Problem to work on =>
Below are the records; copy every line in them that holds the string "name".

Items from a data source
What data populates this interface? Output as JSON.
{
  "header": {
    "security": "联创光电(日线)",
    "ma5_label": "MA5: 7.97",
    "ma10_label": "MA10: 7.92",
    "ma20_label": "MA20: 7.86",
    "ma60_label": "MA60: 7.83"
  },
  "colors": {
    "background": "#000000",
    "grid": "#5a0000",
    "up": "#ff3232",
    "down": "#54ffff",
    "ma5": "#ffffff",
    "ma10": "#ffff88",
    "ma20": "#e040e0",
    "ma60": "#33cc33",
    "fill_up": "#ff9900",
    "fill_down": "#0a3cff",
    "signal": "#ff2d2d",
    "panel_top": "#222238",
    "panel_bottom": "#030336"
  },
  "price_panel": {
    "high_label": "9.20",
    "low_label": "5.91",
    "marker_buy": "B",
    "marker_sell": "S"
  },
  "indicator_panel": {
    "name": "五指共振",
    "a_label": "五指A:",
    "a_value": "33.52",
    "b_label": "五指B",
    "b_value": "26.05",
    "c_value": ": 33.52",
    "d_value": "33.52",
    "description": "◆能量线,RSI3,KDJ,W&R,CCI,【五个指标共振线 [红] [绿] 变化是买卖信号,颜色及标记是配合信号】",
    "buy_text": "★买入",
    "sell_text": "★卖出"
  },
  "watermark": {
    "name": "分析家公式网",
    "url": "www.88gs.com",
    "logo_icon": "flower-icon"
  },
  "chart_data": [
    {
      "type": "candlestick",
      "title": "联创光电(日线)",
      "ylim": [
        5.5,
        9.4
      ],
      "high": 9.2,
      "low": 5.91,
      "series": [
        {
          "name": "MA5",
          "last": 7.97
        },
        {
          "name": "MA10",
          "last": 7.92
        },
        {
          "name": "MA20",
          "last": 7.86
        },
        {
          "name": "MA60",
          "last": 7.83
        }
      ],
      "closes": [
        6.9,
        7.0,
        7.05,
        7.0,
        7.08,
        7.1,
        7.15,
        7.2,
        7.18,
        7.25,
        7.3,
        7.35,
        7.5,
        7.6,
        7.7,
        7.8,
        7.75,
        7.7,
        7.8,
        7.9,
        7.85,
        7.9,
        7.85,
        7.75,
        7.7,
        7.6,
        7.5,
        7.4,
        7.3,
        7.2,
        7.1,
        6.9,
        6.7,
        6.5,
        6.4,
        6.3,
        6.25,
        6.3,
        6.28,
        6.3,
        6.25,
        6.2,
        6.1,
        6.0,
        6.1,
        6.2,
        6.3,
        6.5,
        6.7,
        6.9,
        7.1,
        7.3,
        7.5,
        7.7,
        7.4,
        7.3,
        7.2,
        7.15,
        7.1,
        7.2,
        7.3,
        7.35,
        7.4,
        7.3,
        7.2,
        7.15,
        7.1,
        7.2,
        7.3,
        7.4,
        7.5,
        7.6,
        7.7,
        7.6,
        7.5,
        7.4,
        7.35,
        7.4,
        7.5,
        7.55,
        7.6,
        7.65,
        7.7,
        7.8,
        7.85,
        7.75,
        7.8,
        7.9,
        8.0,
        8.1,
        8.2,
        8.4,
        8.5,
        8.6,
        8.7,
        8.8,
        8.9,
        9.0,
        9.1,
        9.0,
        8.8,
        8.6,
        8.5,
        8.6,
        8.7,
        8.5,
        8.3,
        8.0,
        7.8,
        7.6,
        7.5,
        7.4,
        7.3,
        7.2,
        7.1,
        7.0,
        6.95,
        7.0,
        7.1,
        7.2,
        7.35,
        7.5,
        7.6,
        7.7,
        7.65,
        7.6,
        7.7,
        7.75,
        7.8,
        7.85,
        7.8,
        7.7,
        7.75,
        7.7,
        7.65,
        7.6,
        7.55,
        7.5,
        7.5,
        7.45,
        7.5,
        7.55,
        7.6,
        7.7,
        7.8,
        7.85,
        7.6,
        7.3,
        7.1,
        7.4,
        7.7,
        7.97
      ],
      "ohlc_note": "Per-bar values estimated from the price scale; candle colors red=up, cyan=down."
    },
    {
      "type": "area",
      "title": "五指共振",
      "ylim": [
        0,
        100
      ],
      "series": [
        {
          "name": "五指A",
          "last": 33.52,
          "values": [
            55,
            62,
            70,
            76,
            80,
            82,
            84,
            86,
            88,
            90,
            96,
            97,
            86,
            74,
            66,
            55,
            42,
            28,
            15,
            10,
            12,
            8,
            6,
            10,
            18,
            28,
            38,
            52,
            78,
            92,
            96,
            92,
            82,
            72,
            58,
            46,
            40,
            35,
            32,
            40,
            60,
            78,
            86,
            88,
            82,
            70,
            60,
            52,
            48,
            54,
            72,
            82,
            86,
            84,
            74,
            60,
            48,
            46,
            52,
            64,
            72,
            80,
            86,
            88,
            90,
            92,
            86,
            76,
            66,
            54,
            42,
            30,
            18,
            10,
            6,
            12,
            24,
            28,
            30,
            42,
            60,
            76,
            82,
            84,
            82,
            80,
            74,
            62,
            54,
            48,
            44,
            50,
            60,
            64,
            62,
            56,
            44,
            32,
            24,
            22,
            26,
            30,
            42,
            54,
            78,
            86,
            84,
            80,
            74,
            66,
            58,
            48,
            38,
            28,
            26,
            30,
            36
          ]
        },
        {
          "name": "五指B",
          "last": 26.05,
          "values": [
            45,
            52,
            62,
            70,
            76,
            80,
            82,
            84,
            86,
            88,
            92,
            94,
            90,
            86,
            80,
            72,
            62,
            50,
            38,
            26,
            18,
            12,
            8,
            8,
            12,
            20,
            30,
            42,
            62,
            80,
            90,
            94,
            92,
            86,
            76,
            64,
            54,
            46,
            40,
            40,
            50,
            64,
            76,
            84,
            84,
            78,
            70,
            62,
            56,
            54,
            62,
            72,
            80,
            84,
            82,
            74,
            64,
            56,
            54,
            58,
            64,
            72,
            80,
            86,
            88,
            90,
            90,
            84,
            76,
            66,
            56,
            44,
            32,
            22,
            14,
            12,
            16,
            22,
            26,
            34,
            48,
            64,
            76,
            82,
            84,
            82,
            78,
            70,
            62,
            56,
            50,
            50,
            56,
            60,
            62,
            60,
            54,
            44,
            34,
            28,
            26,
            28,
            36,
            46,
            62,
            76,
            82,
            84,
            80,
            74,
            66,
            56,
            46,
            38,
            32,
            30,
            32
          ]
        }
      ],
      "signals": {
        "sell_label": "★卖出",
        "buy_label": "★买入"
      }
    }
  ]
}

Solution for this task =>
    "name": "五指共振",
    "name": "分析家公式网",
          "name": "MA5",
          "name": "MA10",
          "name": "MA20",
          "name": "MA60",
          "name": "五指A",
          "name": "五指B",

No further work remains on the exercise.